It looked like an incredible difficult sport to excel in. Tedious, in fact. There definitely was something alluring about the lift to the top, the walk up up the stairs, the poise at start and the satisfying “woosh” that sounded with the gain in speed and momentum before the athlete was launched in the air.
And then, safely on the ground at the bottom of the hill, they stripped down part of their gear, gathered up their things and started the long trek back up to the top of the hill to it all over again.
Two summers ago while visiting Lake Placid for triathlon training, I took a break and visited the Olympic Ski Jumping Complex (highlighted by the photos on this post). The bonus was the chance to see ski jumpers actually training. The scene was fascinating and inspiring. With a type of artificial turf surface, the athletes were able to practice jumps in the middle of the summer on one hill while a second hill was open to tourists, like myself, who wanted to glimpse a bit of the 1980 Olympic glory.

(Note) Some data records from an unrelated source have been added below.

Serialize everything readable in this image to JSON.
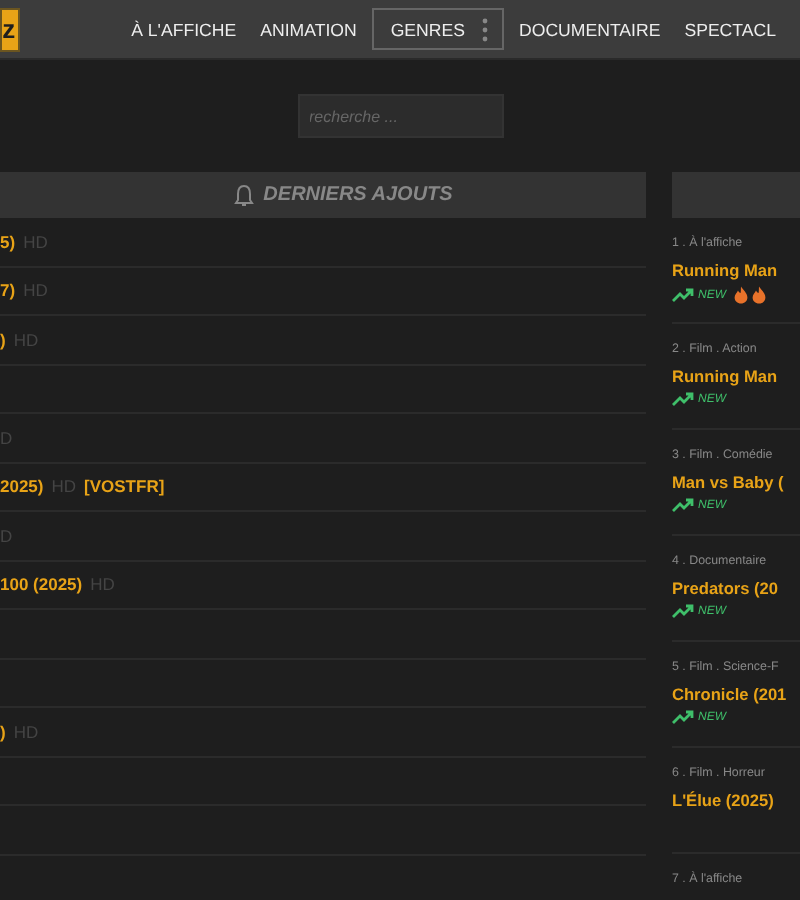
{
  "logo": "z",
  "nav": [
    {
      "label": "À L'AFFICHE",
      "kind": "link"
    },
    {
      "label": "ANIMATION",
      "kind": "link"
    },
    {
      "label": "GENRES",
      "kind": "dropdown"
    },
    {
      "label": "DOCUMENTAIRE",
      "kind": "link"
    },
    {
      "label": "SPECTACL",
      "kind": "link"
    }
  ],
  "search": {
    "placeholder": "recherche ..."
  },
  "latest": {
    "title": "DERNIERS AJOUTS",
    "rows": [
      {
        "title": "5)",
        "quality": "HD"
      },
      {
        "title": "7)",
        "quality": "HD"
      },
      {
        "title": ")",
        "quality": "HD"
      },
      {},
      {
        "quality": "D"
      },
      {
        "title": "2025)",
        "quality": "HD",
        "tag": "[VOSTFR]"
      },
      {
        "quality": "D"
      },
      {
        "title": "100 (2025)",
        "quality": "HD"
      },
      {},
      {},
      {
        "title": ")",
        "quality": "HD"
      },
      {},
      {},
      {}
    ]
  },
  "trending": [
    {
      "category": "1 . À l'affiche",
      "title": "Running Man",
      "new": "NEW",
      "hot": true
    },
    {
      "category": "2 . Film . Action",
      "title": "Running Man",
      "new": "NEW",
      "hot": false
    },
    {
      "category": "3 . Film . Comédie",
      "title": "Man vs Baby (",
      "new": "NEW",
      "hot": false
    },
    {
      "category": "4 . Documentaire",
      "title": "Predators (20",
      "new": "NEW",
      "hot": false
    },
    {
      "category": "5 . Film . Science-F",
      "title": "Chronicle (201",
      "new": "NEW",
      "hot": false
    },
    {
      "category": "6 . Film . Horreur",
      "title": "L'Élue (2025)",
      "hot": false
    },
    {
      "category": "7 . À l'affiche"
    }
  ]
}
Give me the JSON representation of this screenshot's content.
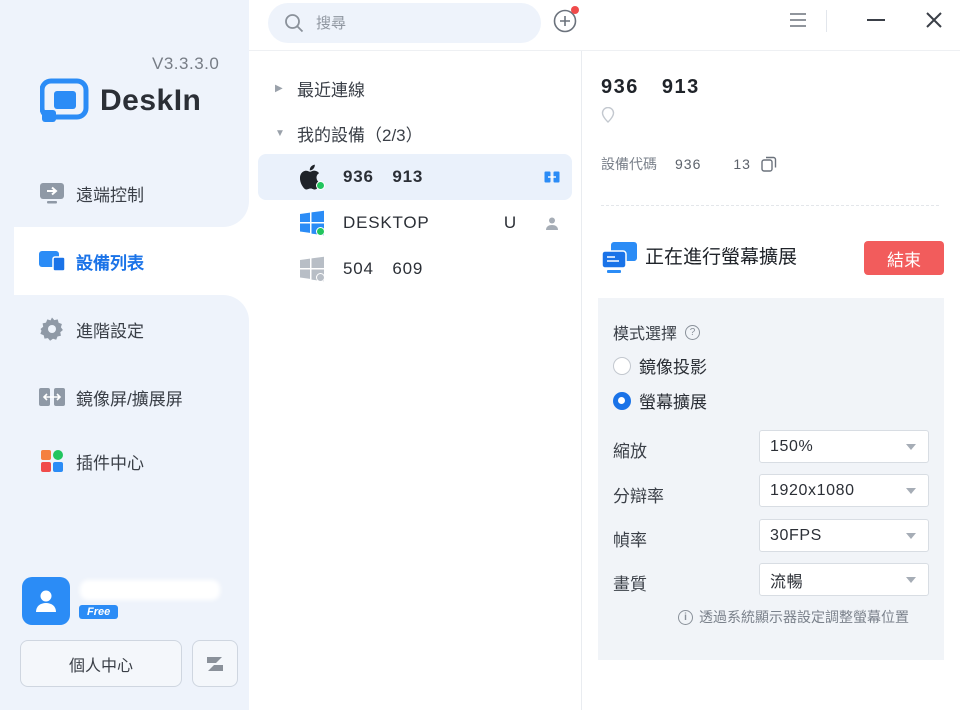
{
  "app": {
    "version": "V3.3.3.0",
    "logo_text": "DeskIn",
    "brand_color": "#2b8cf6"
  },
  "sidebar": {
    "items": [
      {
        "label": "遠端控制",
        "icon": "remote-control-icon",
        "active": false
      },
      {
        "label": "設備列表",
        "icon": "device-list-icon",
        "active": true
      },
      {
        "label": "進階設定",
        "icon": "gear-icon",
        "active": false
      },
      {
        "label": "鏡像屏/擴展屏",
        "icon": "mirror-extend-icon",
        "active": false
      },
      {
        "label": "插件中心",
        "icon": "plugin-grid-icon",
        "active": false
      }
    ],
    "user": {
      "badge": "Free",
      "profile_button": "個人中心"
    }
  },
  "topbar": {
    "search_placeholder": "搜尋"
  },
  "device_list": {
    "recent_group": "最近連線",
    "my_devices_group": "我的設備（2/3）",
    "devices": [
      {
        "name": "936  913",
        "os": "apple-icon",
        "status": "online",
        "selected": true
      },
      {
        "name": "DESKTOP        U",
        "os": "windows-icon",
        "status": "online",
        "selected": false
      },
      {
        "name": "504  609",
        "os": "windows-icon",
        "status": "offline",
        "selected": false
      }
    ]
  },
  "details": {
    "device_id": "936  913",
    "code_label": "設備代碼",
    "code_value": "936    13",
    "extension_title": "正在進行螢幕擴展",
    "end_button": "結束",
    "end_color": "#f25c5c",
    "mode_title": "模式選擇",
    "modes": [
      {
        "label": "鏡像投影",
        "selected": false
      },
      {
        "label": "螢幕擴展",
        "selected": true
      }
    ],
    "fields": [
      {
        "label": "縮放",
        "value": "150%"
      },
      {
        "label": "分辯率",
        "value": "1920x1080"
      },
      {
        "label": "幀率",
        "value": "30FPS"
      },
      {
        "label": "畫質",
        "value": "流暢"
      }
    ],
    "hint": "透過系統顯示器設定調整螢幕位置"
  }
}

Another ski jump hill, smaller and shorter, was off to the side. That was were younger kids were learning to jump and perfect their technique. Hanging out at one of the lookout points, I struck up a short conversation with a coach. “Where do you find people to ski jump?” I asked. “Over there,” he pointed to the youth hill. “When they’re young. Before they have any fear.”
And no where in our conversation, no where among the athletes, youth or otherwise, was there any gender barrier.
Which is why it’s so frustrating to watch the International Olympic Committee deny opportunity.
In case you missed, despite heavy lobbying efforts and an already established world championship, women’s ski jumping is not on the agenda for the upcoming Vancouver Olympic Games. (You can read an excellent recap of the story by Ann Killion on SI.com here.)
The reasons? Aside from the archaic “it’s too dangerous” for women the IOC argued that there are not enough countries which sponsor ski jumping and not enough women who participate. The U.S. Women’s Ski Jumping team has numbers to refute that claim. And as Killion points out in her column, inclusion of a sport in the Olympics increases participation and hence the quality of competition. Just ask the world of women’s pole vaulting.
It’s a shame that we keep telling people what they can not do. Yes, there are financial considerations. But there have always been financial considerations. When you limit possibility, for anyone, you limit possibility for everyone. Because who knows what viewing the women’s Olympic ski competition may have meant to someone in front of their television at home?
The Olympics don’t just inspire more athletes (although inspiring athletes and fitness is an all-important goal in and of itself). We still love the Olympics because it allows us to dream in our own lives. There are stories that burst through our cynical 21st century nature and allow us to open up to possibility.
Denying an outlet to those intangibles in life — opportunity, possibility, aspiration — does a disservice to more than just those women who will not get the chance at an Olympic medal.